- [Material for the task]:
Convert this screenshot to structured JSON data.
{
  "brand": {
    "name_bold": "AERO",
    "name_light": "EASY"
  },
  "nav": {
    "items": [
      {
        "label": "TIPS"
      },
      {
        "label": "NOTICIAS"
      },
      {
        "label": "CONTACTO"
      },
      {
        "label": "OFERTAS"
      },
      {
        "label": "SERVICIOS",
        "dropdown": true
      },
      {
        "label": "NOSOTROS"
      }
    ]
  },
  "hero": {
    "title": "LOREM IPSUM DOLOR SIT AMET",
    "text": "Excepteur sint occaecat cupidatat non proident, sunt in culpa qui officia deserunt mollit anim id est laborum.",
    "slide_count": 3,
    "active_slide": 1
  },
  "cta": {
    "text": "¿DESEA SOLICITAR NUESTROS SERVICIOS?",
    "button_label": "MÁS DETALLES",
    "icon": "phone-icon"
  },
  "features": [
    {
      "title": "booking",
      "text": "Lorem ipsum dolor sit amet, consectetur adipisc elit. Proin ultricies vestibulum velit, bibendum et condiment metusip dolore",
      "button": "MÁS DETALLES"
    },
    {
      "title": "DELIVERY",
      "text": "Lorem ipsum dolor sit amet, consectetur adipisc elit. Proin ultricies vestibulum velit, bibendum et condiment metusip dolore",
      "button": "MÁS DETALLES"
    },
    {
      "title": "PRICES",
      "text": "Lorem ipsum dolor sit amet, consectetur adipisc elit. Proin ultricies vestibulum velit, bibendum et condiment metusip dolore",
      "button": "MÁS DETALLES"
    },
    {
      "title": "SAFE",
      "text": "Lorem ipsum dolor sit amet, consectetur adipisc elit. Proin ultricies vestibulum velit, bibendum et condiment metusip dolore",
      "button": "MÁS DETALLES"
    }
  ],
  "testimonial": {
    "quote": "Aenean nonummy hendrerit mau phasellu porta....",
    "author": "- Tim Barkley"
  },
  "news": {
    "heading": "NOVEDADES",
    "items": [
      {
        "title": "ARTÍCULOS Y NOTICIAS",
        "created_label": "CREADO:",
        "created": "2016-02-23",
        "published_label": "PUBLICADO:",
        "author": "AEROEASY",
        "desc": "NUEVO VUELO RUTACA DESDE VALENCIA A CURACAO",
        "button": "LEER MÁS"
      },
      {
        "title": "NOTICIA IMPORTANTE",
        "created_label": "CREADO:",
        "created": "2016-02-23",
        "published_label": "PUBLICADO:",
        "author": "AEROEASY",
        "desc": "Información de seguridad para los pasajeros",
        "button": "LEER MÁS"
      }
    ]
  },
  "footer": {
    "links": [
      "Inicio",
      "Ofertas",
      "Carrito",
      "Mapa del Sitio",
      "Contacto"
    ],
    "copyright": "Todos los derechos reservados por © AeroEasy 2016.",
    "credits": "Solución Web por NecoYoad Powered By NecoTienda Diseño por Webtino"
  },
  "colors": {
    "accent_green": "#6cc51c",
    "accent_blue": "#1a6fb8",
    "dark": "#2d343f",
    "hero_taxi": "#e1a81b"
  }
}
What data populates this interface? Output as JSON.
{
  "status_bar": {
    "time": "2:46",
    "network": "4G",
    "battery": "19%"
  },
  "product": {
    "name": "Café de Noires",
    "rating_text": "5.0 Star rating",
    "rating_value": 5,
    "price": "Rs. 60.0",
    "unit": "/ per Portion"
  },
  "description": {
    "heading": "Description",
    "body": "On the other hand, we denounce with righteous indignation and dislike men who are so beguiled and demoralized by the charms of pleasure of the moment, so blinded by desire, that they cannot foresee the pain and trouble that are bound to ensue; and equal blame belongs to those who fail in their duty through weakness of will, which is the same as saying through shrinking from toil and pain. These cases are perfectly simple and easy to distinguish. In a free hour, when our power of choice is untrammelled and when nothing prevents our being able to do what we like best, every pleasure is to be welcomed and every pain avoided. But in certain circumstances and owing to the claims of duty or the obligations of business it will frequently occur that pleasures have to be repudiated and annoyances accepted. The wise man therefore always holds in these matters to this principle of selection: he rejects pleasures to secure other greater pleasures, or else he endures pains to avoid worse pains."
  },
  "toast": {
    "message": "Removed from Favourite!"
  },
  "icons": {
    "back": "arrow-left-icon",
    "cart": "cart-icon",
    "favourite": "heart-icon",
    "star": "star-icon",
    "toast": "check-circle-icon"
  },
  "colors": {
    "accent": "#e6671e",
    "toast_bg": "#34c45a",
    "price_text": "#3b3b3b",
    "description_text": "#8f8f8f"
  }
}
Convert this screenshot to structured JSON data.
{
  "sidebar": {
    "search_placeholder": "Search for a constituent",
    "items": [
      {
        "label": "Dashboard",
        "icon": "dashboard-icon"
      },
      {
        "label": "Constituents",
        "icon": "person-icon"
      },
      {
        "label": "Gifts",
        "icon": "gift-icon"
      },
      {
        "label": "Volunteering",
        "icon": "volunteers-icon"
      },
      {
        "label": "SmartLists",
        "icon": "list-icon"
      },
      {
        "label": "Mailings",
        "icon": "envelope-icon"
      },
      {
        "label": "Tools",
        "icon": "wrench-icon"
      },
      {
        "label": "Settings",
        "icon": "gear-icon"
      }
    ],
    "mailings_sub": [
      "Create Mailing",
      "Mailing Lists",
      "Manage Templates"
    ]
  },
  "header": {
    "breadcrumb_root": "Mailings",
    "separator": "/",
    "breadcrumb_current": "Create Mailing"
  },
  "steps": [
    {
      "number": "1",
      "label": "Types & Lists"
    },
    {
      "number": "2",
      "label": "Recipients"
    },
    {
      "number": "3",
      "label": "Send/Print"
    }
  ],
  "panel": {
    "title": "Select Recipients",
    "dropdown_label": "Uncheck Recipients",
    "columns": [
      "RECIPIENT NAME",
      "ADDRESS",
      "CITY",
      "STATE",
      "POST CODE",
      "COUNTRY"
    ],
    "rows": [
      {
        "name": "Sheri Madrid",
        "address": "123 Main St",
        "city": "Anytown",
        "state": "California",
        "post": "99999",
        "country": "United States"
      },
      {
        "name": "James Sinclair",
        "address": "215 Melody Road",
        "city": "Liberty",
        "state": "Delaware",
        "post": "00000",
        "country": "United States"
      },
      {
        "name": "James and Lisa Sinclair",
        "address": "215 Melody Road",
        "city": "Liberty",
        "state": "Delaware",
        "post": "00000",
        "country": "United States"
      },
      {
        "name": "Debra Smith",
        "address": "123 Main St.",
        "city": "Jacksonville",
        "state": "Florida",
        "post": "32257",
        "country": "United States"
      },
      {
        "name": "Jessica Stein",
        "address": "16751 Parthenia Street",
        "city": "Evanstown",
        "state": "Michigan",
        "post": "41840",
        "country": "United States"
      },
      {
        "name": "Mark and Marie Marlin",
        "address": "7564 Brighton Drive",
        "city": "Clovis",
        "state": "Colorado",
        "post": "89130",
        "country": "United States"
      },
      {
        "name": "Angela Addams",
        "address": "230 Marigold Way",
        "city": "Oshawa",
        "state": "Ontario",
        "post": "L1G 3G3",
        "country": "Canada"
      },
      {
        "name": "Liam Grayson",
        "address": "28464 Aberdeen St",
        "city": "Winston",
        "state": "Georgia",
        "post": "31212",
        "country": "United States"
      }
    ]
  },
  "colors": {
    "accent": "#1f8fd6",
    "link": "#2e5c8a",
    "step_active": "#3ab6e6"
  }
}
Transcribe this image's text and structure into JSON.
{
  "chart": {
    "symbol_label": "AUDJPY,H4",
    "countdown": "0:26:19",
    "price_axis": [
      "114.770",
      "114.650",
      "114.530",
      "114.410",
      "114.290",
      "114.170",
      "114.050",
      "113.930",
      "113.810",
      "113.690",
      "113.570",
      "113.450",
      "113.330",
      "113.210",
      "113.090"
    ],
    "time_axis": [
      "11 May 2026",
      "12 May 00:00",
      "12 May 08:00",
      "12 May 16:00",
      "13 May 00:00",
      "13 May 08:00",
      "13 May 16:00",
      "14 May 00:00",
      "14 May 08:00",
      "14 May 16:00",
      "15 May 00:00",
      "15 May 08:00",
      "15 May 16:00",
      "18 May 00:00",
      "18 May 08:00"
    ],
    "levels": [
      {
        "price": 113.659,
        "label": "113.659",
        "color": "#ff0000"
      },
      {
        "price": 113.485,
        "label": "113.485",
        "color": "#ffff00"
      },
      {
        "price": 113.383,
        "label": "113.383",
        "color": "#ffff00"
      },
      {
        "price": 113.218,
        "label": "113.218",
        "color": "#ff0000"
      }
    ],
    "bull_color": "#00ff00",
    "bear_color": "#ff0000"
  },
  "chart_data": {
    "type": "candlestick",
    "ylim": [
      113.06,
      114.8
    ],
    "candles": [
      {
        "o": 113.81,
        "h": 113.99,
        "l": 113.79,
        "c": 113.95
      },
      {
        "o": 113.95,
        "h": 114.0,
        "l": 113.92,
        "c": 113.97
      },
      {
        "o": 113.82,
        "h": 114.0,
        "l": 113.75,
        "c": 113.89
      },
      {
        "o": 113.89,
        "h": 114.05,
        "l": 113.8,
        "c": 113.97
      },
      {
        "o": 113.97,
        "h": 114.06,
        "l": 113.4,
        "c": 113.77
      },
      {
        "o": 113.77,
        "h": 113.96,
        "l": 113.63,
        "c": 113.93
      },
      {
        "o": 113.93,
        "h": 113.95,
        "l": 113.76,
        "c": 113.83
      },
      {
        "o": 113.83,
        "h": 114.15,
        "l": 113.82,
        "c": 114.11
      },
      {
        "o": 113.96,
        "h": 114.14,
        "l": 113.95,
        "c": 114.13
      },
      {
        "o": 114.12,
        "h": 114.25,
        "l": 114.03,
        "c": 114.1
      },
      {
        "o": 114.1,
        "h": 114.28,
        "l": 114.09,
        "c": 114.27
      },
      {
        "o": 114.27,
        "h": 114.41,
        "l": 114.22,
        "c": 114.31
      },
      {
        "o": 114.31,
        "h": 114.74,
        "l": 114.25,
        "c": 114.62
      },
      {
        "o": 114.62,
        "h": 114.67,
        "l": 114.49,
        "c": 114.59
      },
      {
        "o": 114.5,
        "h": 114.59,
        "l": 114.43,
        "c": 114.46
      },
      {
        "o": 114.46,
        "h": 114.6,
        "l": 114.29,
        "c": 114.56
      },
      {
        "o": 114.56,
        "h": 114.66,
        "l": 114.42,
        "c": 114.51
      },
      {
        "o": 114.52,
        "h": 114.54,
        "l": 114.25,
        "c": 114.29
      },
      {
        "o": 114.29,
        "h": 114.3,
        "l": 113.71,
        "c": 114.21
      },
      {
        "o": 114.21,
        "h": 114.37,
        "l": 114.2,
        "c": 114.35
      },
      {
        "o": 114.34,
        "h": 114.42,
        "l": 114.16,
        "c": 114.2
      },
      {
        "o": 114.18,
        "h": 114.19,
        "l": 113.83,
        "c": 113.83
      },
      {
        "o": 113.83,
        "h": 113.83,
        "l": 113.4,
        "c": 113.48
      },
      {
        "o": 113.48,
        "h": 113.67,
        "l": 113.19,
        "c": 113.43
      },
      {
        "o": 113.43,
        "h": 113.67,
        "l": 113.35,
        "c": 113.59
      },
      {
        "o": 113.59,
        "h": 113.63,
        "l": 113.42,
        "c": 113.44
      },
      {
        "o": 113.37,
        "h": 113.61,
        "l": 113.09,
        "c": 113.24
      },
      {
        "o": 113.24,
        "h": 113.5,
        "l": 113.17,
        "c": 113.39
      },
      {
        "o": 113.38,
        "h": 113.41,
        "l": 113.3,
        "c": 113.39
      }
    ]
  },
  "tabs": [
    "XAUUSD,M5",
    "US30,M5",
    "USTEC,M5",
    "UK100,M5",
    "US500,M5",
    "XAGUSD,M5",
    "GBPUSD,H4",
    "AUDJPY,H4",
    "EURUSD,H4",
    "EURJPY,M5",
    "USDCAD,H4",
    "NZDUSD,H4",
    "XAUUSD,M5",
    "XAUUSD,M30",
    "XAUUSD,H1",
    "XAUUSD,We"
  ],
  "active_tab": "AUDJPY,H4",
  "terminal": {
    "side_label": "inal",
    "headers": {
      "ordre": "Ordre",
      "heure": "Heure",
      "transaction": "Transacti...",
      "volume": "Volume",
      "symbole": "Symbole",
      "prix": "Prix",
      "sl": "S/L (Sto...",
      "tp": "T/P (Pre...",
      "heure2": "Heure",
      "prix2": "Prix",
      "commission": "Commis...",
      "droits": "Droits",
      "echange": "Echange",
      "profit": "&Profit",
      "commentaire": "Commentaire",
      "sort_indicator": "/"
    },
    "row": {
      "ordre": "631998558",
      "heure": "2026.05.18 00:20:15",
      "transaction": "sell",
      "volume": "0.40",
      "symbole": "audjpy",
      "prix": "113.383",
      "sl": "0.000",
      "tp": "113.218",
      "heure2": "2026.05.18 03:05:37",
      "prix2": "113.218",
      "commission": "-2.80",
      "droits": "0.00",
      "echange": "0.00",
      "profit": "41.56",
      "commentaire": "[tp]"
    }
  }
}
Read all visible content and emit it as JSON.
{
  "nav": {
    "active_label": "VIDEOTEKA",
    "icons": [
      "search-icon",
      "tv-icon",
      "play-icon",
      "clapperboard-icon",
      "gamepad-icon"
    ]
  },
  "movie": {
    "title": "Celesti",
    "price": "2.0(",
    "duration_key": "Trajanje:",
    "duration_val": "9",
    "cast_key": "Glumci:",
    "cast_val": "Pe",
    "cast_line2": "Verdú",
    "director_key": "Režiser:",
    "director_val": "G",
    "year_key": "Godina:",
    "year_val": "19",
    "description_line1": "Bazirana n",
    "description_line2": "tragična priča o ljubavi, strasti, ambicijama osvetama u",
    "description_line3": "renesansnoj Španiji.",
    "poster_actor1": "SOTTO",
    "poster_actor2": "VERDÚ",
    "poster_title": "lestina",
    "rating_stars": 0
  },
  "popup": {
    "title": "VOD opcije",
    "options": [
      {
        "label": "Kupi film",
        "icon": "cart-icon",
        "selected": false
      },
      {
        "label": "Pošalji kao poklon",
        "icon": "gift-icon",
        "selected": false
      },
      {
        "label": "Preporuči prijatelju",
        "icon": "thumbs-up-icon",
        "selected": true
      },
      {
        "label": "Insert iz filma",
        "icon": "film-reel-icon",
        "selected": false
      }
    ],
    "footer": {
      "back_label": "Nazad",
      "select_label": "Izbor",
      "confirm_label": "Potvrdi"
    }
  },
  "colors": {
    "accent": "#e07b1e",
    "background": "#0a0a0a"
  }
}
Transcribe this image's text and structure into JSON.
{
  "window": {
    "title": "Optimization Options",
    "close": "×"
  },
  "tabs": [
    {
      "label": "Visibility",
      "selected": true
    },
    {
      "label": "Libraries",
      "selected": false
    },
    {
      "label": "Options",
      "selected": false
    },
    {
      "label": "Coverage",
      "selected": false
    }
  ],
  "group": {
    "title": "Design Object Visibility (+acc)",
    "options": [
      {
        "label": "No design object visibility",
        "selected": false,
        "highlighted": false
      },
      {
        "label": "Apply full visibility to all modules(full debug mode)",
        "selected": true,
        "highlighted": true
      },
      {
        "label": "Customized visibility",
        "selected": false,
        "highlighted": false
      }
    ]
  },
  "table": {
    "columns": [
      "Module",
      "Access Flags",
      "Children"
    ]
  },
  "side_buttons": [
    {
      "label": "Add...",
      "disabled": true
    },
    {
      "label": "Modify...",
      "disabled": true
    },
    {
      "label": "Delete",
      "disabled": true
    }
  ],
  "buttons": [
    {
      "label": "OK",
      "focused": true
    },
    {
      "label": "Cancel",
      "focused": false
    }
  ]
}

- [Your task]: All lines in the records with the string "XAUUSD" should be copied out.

- [Solution for this problem]:
    "XAUUSD,M5",
    "XAUUSD,M5",
    "XAUUSD,M30",
    "XAUUSD,H1",
    "XAUUSD,We"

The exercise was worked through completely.